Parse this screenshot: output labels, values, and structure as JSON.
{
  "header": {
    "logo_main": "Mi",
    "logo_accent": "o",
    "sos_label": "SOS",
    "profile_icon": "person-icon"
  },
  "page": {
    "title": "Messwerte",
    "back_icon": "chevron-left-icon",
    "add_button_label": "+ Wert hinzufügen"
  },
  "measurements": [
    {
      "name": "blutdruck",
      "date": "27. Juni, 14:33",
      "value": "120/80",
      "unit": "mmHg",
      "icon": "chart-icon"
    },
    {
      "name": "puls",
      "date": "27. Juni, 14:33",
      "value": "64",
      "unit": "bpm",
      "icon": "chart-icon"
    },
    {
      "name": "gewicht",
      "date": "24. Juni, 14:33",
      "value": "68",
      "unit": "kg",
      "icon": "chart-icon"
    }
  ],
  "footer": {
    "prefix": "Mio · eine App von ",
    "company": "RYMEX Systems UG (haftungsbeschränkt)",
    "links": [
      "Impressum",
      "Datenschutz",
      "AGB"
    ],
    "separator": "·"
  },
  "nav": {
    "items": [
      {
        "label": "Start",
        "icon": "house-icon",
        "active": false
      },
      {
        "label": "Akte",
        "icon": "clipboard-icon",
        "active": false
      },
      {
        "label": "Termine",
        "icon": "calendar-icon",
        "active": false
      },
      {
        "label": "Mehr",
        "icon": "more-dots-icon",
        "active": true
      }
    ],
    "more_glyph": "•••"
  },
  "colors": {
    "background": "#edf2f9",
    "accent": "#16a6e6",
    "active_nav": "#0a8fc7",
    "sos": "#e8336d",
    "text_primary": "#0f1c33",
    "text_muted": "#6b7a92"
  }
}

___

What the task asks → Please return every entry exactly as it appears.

Solution to the problem →
Parse this screenshot: output labels, values, and structure as JSON.
{
  "header": {
    "logo_main": "Mi",
    "logo_accent": "o",
    "sos_label": "SOS",
    "profile_icon": "person-icon"
  },
  "page": {
    "title": "Messwerte",
    "back_icon": "chevron-left-icon",
    "add_button_label": "+ Wert hinzufügen"
  },
  "measurements": [
    {
      "name": "blutdruck",
      "date": "27. Juni, 14:33",
      "value": "120/80",
      "unit": "mmHg",
      "icon": "chart-icon"
    },
    {
      "name": "puls",
      "date": "27. Juni, 14:33",
      "value": "64",
      "unit": "bpm",
      "icon": "chart-icon"
    },
    {
      "name": "gewicht",
      "date": "24. Juni, 14:33",
      "value": "68",
      "unit": "kg",
      "icon": "chart-icon"
    }
  ],
  "footer": {
    "prefix": "Mio · eine App von ",
    "company": "RYMEX Systems UG (haftungsbeschränkt)",
    "links": [
      "Impressum",
      "Datenschutz",
      "AGB"
    ],
    "separator": "·"
  },
  "nav": {
    "items": [
      {
        "label": "Start",
        "icon": "house-icon",
        "active": false
      },
      {
        "label": "Akte",
        "icon": "clipboard-icon",
        "active": false
      },
      {
        "label": "Termine",
        "icon": "calendar-icon",
        "active": false
      },
      {
        "label": "Mehr",
        "icon": "more-dots-icon",
        "active": true
      }
    ],
    "more_glyph": "•••"
  },
  "colors": {
    "background": "#edf2f9",
    "accent": "#16a6e6",
    "active_nav": "#0a8fc7",
    "sos": "#e8336d",
    "text_primary": "#0f1c33",
    "text_muted": "#6b7a92"
  }
}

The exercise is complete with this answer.